In Sherlock Holmes 2, Game of Shadows, there are several strong female roles that mingle in the mix of mystery. Some of them “got game” and added valid feminine intrigue to the story. However, some of them were found wanting. But one of them is the subtle, but true hero of this surprisingly satisfying sequel.
Irene Adler: Sorry to say it, but I give Rachel McAdams a thumbs down. Rachel is a lovely actress, but miscast in this role. No matter how much vampy dark make up and red lipstick you put on that baby face, her petite size and overall girlish demeanor made her very unbelievable as a seasoned criminal with affective street fighter skills against thugs twice her size. The role needed to be played by someone whose beauty is pure, but has an underlying deviousness too, like Jody Foster as Annabelle Bransford in the movie Maverick. Alder’s early exit from the story was no disappointment for me. Her character could have kicked in the first film and I wouldn’t have cared.
Simza: Now this exotic gypsy chick was a female force to be reckoned with. Tough, passionate and sultry, it was completely believable she lived by her wits on the European down low. I was pleased they didn’t compromise her character with a cheap romance with Sherlock, or anyone, for that matter. A female lead who serves as an asset to the plot with her clothes on is rare and refreshing in Hollywood. And speaking of clothes, dibs on her travel wear – the coats, scarves, boots, hats and belt. Someone copy and release a Simza line, please!
Madame Choo Choo: When Holmes bumps into Watson on the train and admits drag is not one of his better disguises, it is an understatement. While it was funny to see rugged Robert wrapped in bonnets and bows, poorly cross-dressing the detective who is supposed to be a master of disguise did feel like a cheap stunt, especially since he totally went with the wrong eyeshadow and lipstick shades for his complexion.

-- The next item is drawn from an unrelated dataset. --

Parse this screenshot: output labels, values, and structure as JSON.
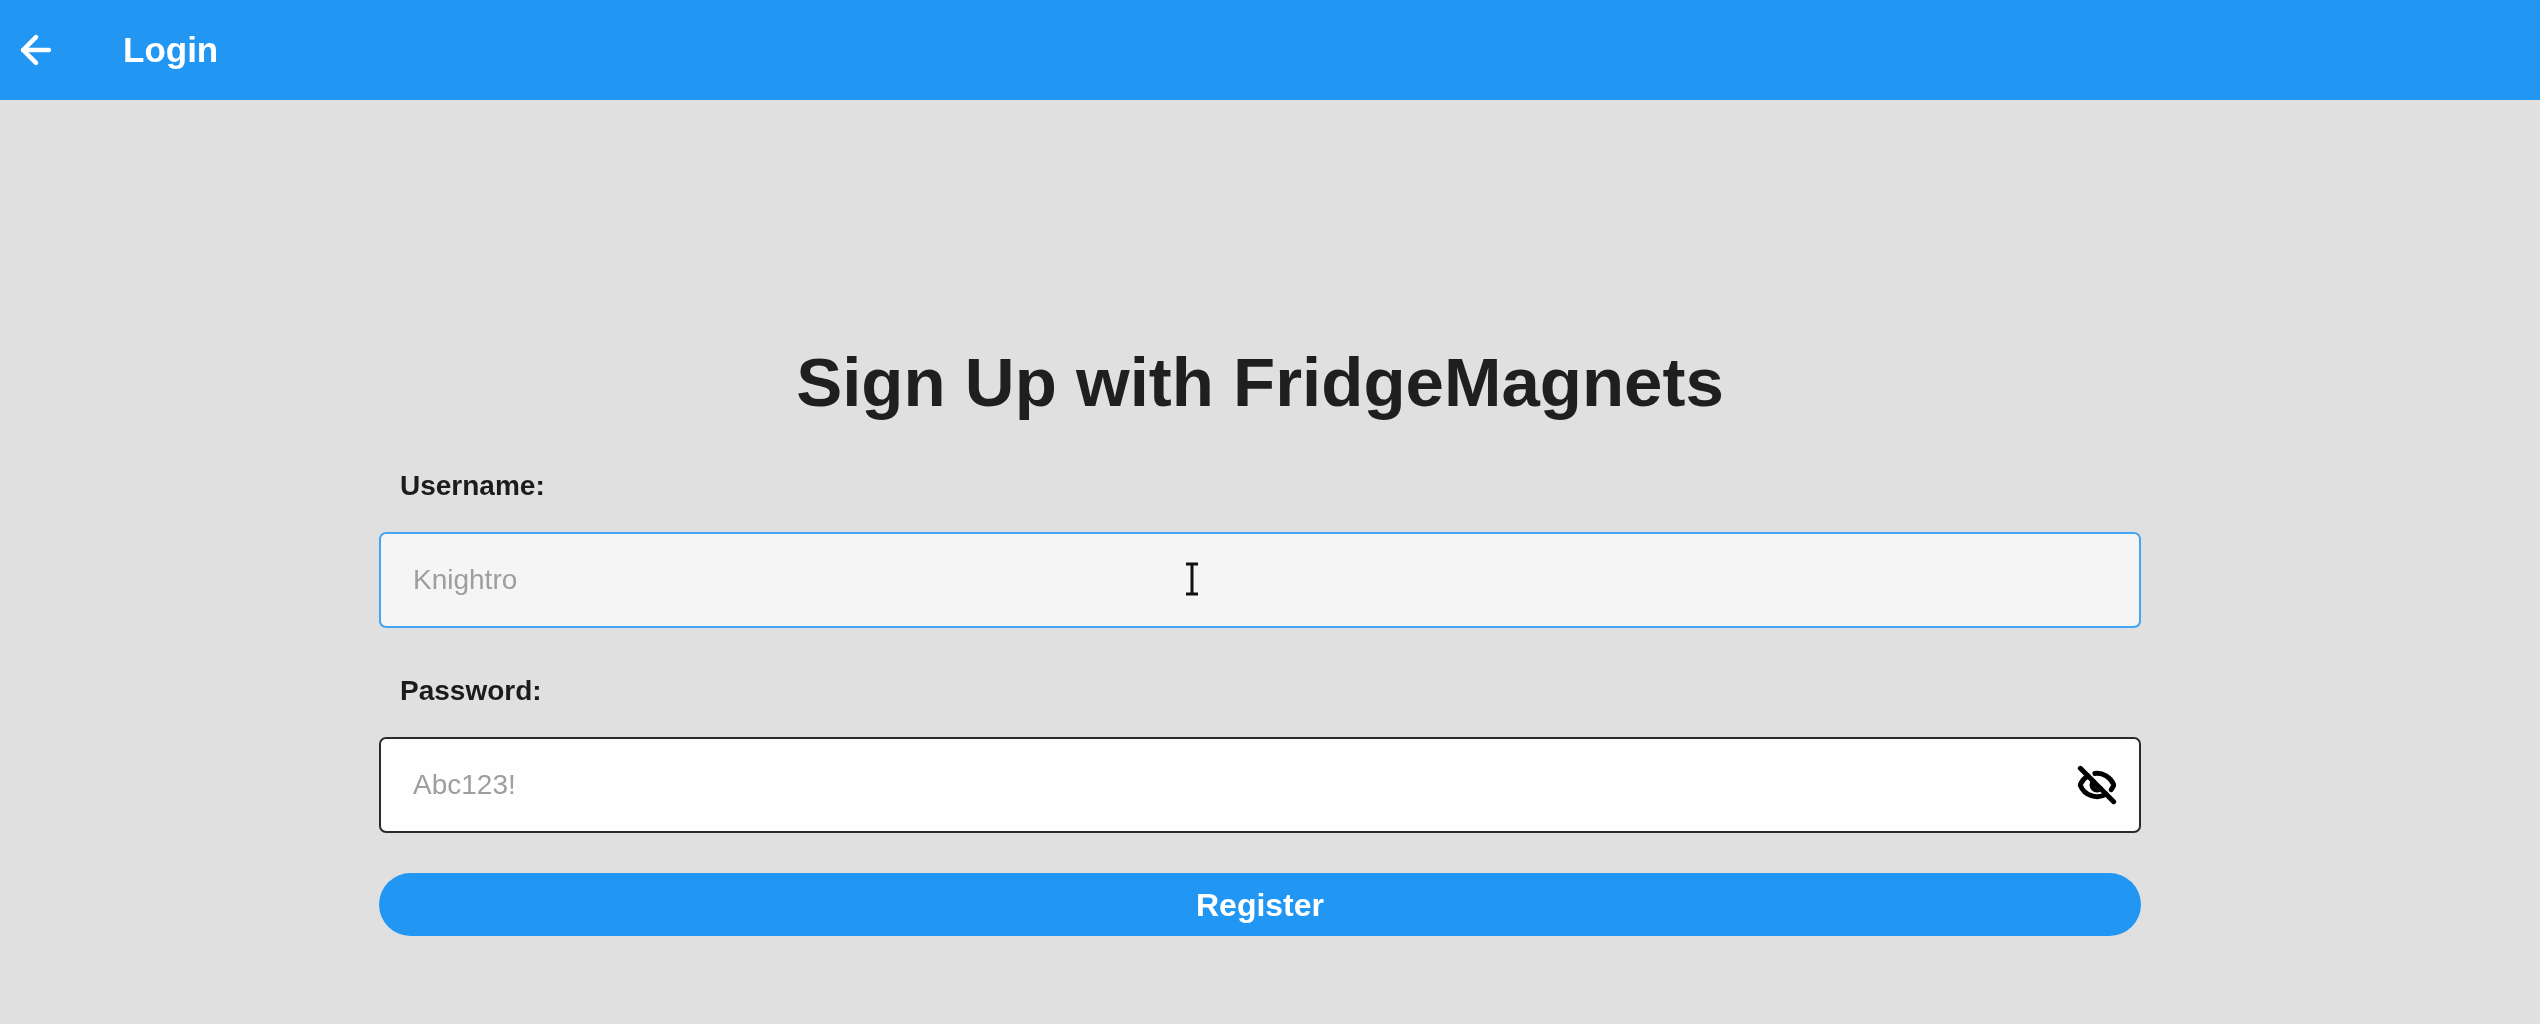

Though Holmes makes a homely woman, he would probably become one if it meant his bosom buddy Watson would commit to their bromance instead of his lovely new bride.
Mrs. Mary Watson: “Now she’s low maintenance.” The classic line said by Billy Crystal in When Harry Met Sally in describing Ingrid Bergman fits perfectly for the real heroine of this Sherlock Holmes tale. First, her groom shows up to their wedding completely hungover looking like the bottom of a latrine. As reality shows prove, most women would burst into tears and have big drama over how he’s ruined everything, and she can’t believe he would show up hammered on the most important day of their life, and she’s tired of his immature antics with his needy friend, then call for some smelling salts because she feels a case of the vapors coming on. Instead, Mary Morstan simply takes her groom’s arm and accepts him for who he is, who and what comes with that, and walks down the aisle looking past his unshaven face into his eyes with unconditional love. Then, her honeymoon gets violently interrupted when she is thrown from the train by the best man into frigid water only to be fished out by the best man’s cohorts. Again, most women would go home, bawl, pout and start the annulment process. What does Mary do? Accept correspondence and clues from Holmes and work behind the scenes to help the very man who threw her off the train to solve the mystery. In both cases she would have every right to be furious. No one would blame her if she created big drama over it. Why doesn’t she? Because she knows Watson does love her. She knows he loves his friend too. She also knows that while he truly wants to settle down and live the quiet life, a part of him still hankers for adventure now a then, and she’s decided that instead of aggravating the problem, she’ll be part of the solution – a remarkable female feat in any century.
I love Mary Watson’s character. In the modern media world where women are portrayed as having to prove themselves equal to men with feral stunts, language and violence, Mary’s character provides an often diminished, but invaluable true feminine strength. She was not running through the woods dodging bullets with her husband, or sneaking around a diplomatic event searching for an assassin with him, yet she is still very much by his side. She stands by his side providing support and stability from home so that when his testeronic adventure is over he will want to come home to her.
She is the hero of the story because she epitomizes one of my favorite sayings, “Behind every great man is a woman who thinks he’s an idiot,” but loves him anyway.